The Interaction Between FOG And Septic Systems

Posted on: 23 October 2019

Fats, oil, and grease (FOG) are some of the worst substances you can introduce into your septic system. Below are some of the details you should know about FOGs in septic systems:


A typical household uses considerable amounts of FOG products, a lot of which can end up in the septic system if care is not taken to prevent it. Here are some of the main sources of FOG in the septic system:

Cleaning Chemicals

Many cleaning products contain considerable oil and grease. You introduce FOG into the septic system whenever you use cleaning chemicals to clean your floors, windows, or utensils and let the waste flow down the drain.

Food Remains

Food remains are some of the biggest sources of FOG. They come in the form of vegetable oils and animal fat, which many people use to cook or fry food. Grease trapped in cooking or eating utensils also ends up in the drain during cleaning.

Bath Products

Many bath products also contain FOG. Bath soaps, hair conditioners, cleaning gels, moisturizers, among other bathroom products, usually end up down the drain.


The effect of FOG in the septic system increases with the nature and amount of fog. Here are the two main consequences you need to worry about:
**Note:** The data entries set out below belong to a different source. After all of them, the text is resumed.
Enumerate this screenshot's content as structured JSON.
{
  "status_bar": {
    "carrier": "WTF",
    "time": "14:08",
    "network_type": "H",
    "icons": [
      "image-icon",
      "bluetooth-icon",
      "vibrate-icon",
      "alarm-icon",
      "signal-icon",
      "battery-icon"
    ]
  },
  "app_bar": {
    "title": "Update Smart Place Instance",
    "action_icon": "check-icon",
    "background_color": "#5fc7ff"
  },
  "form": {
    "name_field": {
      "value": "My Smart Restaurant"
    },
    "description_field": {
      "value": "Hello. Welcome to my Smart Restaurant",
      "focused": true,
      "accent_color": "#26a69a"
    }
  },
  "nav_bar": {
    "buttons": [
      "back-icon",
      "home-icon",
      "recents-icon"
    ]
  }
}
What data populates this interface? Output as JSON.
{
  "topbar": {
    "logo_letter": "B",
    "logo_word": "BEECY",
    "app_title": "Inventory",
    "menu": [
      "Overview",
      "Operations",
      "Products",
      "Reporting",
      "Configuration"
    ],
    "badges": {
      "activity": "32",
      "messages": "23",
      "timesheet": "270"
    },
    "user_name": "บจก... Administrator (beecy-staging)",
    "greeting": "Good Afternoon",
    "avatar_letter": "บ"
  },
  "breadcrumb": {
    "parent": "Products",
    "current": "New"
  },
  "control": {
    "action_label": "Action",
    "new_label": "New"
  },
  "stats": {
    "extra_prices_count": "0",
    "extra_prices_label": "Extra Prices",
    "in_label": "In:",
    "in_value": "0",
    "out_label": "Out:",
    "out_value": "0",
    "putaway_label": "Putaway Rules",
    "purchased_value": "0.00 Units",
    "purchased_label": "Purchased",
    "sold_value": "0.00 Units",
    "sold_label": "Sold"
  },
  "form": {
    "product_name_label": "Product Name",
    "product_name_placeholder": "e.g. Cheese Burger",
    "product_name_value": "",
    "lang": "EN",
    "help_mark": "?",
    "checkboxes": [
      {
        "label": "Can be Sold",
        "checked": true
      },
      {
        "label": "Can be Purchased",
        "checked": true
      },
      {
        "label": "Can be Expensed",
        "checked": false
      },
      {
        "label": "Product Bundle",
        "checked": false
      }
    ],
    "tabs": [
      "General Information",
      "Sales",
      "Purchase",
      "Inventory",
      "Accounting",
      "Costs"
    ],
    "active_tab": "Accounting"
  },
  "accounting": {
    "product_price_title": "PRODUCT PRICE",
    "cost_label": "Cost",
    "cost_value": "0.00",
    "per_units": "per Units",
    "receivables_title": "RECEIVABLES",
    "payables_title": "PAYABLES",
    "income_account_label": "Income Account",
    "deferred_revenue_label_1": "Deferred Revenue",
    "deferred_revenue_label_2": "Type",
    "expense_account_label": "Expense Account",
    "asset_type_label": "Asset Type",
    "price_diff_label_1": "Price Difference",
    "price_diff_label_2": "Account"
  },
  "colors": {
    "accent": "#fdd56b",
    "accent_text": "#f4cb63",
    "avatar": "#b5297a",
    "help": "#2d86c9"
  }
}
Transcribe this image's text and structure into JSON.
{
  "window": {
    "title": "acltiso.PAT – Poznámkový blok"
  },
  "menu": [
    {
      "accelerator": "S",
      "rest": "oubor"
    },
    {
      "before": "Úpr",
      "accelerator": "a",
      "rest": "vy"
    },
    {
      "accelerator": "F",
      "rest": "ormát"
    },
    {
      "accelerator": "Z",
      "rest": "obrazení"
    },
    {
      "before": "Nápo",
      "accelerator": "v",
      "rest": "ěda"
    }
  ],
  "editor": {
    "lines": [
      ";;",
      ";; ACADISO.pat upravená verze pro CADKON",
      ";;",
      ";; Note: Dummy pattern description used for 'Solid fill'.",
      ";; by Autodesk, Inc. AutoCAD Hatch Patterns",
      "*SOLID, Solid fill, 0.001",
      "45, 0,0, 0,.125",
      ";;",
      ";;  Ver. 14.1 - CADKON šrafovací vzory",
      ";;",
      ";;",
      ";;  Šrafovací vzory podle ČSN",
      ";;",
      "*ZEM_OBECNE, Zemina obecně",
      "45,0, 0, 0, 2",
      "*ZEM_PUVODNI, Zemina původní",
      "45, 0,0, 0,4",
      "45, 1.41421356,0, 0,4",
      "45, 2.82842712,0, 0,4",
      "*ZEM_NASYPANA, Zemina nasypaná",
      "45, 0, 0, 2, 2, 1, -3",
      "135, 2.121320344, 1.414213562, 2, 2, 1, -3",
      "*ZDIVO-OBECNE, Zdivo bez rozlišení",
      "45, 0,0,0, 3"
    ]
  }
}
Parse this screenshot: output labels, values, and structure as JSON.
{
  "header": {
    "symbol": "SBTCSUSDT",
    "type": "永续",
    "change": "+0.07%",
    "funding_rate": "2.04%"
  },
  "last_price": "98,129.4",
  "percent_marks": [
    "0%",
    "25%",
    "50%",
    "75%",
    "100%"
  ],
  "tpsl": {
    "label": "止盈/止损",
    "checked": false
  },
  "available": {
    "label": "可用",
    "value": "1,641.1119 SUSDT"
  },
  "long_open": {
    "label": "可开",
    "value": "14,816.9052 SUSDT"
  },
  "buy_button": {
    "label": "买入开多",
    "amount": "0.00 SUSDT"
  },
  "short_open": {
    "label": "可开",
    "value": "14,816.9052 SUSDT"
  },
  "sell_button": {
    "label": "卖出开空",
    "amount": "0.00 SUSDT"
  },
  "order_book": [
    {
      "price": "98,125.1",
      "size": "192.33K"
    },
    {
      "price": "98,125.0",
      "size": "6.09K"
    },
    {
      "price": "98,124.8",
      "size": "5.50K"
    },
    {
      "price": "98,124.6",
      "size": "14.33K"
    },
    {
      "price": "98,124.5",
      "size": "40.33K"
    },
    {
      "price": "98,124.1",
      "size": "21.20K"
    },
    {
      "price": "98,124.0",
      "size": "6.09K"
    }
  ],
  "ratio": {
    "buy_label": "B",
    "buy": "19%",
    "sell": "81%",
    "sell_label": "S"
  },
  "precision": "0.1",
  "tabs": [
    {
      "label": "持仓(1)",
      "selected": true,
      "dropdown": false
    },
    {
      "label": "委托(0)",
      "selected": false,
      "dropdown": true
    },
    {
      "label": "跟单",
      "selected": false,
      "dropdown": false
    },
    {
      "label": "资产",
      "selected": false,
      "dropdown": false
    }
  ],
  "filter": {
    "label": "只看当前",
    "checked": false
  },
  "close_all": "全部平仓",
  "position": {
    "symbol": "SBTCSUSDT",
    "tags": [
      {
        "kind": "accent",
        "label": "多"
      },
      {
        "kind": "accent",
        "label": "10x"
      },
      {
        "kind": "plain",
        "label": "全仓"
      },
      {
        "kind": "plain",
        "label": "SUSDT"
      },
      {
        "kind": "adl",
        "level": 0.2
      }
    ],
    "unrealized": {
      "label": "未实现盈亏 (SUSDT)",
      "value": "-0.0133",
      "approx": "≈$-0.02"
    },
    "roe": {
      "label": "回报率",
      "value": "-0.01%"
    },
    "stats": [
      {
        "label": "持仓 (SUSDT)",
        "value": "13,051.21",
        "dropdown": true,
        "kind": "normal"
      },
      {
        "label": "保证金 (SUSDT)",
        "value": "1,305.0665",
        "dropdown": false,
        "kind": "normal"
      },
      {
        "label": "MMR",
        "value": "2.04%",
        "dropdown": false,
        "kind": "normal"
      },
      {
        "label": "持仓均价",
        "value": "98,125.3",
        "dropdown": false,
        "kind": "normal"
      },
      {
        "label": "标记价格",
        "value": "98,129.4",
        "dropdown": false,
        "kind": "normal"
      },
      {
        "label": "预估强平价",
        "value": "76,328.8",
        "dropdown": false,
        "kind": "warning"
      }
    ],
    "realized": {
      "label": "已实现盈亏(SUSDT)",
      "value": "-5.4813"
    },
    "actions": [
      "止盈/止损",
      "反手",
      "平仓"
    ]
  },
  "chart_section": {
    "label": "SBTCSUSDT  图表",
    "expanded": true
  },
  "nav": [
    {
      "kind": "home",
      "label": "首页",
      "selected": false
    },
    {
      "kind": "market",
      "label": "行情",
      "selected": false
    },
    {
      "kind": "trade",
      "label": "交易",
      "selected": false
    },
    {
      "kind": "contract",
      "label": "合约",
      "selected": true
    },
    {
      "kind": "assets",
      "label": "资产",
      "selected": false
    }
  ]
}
Some forms of FOG, such as grease, don't flow down the drains as efficiently as other septic wastes. Some, such as fats, can even clog and get trapped within the drains. When other solid particles meet the trapped FOG within the drainage pies, blockage occurs that can lead to slow drains or even back up of wastewater into the house.

Clogging can also occur in the septic drain field. This is because some of the FOG may end up, in their raw form, in the septic drain field. Such FOG won't seep into the soil, and they might also block further absorption of the treated wastes. The result is that your septic drain field might flood.

Treatment Inefficiency

FOG in the septic tank doesn't get broken down as easily as other forms of waste.  The more FOG you send into the septic tank, the more the tank will hold untreated wastes. This will create a huge layer of solid scum in the tank, further increasing the system's ability to treat its wastes. You will need to pump your tank more frequently than normal to get rid of the accumulated wastes.

Hopefully, you will be able to keep FOG away from your septic system. If your septic is already suffering under the weight of FOG, consult a service like Sound Septic Pumping and Services, Inc to clean the system and get it running efficiently again.